Chicago was one of the first places in the US to start getting rid of its public housing. Some of the city’s ‘projects’ were among the biggest and most notorious in the country. Herman grew up in public housing and remembers it as the bedrock of a thriving black community that extended across the South Side ‘from State to Lake’ i.e. a substantial area between State Street on the east to Lake Michigan on the west. Since the 1990s, the south of Chicago has been subject to a ‘Plan for Transformation’ in which public housing, particularly high-rise blocks, was to be eradicated. Thousands of homes were destroyed and people displaced, but as Herman says, so was the social and economic infrastructure around them. As in Boston, Jersey City and New York public housing has been partially replaced with ‘mixed income’ developments, but in Chicago, massive gaps have been left in the urban fabric. Twenty years on, the huge Robert Taylor Homes site remains a succession of empty lots, but there are many more around the area where other public housing, local businesses and cultural landmarks used to be. This scene of dereliction is compounded by boarded-up family homes on every block, left empty by foreclosure. In the ultimate message to the South Side population that it no longer has a future in its own community, local schools have also been closed and left to crumble, forcing parents to send their children to schools outside the neighbourhood.
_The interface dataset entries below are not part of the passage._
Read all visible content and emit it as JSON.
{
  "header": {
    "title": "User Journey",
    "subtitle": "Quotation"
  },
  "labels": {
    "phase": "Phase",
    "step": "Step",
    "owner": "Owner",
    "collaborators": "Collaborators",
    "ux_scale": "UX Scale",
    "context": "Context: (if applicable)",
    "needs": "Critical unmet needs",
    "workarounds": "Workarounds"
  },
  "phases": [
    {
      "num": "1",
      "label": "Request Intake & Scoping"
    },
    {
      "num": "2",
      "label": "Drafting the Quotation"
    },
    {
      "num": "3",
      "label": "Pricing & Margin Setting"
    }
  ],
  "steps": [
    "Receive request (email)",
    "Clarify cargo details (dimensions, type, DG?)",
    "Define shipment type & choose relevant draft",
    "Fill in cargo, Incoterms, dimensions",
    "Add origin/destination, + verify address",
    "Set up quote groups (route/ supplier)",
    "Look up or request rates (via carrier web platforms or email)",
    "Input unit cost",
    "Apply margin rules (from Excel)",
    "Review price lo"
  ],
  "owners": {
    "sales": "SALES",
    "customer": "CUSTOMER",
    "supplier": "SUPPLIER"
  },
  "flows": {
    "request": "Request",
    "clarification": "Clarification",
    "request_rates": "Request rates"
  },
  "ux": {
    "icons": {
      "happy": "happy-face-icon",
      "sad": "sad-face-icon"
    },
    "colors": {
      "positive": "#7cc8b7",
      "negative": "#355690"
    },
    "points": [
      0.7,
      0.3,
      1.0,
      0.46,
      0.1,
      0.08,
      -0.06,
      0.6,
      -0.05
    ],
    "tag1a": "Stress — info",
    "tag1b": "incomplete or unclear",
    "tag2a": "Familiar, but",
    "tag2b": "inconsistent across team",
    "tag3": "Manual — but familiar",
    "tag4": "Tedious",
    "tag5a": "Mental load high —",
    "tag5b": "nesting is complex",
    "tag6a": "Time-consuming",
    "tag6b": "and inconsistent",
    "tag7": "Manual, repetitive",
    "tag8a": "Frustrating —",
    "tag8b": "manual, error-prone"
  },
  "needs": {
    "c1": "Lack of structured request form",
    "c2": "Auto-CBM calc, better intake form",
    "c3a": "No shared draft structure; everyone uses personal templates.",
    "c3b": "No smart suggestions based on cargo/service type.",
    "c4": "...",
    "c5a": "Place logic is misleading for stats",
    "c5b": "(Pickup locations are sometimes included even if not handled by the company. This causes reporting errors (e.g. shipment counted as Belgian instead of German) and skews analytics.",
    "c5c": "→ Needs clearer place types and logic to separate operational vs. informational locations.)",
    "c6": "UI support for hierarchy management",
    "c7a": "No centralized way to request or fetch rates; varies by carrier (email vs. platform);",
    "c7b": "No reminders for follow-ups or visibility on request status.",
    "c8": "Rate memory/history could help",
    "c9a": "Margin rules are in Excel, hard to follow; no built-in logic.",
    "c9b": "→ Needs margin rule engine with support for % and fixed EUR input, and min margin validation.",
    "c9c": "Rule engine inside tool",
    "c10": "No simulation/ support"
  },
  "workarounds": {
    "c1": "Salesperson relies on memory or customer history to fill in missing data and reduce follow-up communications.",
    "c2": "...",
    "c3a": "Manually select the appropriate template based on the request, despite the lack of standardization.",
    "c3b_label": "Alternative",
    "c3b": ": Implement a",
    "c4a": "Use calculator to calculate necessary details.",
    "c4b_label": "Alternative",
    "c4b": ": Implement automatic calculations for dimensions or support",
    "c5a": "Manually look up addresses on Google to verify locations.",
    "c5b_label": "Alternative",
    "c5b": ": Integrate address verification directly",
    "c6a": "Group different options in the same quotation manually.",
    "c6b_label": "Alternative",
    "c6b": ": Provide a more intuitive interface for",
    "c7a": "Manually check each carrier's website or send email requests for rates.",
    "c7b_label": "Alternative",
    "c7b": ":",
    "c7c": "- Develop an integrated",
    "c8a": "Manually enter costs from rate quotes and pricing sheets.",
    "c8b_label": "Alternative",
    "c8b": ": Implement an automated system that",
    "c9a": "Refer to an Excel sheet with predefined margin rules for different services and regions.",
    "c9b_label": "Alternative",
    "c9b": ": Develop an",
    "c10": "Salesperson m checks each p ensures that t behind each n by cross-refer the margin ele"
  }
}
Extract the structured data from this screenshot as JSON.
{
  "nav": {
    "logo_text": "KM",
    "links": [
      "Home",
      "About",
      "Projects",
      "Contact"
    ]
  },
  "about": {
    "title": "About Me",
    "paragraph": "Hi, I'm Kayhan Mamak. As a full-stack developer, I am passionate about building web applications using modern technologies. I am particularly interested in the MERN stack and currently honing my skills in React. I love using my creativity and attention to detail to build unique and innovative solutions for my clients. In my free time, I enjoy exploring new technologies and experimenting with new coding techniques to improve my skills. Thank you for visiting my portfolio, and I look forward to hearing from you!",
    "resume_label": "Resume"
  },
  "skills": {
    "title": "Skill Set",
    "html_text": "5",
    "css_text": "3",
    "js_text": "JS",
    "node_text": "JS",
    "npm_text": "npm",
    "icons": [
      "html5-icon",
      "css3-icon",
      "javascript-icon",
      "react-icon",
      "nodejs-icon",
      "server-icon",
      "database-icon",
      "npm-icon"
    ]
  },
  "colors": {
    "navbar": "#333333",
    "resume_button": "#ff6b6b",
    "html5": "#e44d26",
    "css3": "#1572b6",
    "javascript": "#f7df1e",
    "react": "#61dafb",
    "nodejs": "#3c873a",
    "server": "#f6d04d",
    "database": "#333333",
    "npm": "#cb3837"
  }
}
Herman’s theory is that this massive ‘transformative’ destablisation has shattered South Side’s social, as well as its physical, infrastructure. While in no way romanticising gangs, he argues that they operated within a settled territorial environment in which a certain degree of internal control existed. By awful contrast, Herman explains last Sunday’s killing of the 15-year old boy and the many other random deadly acts like it as the product of a place condemned to perpetual internal exile.
As if all of this wasn’t grotesque enough, on the final leg of our tour we drove past the heavily fortified home of another black South Side resident, the one who splits his time with the White House.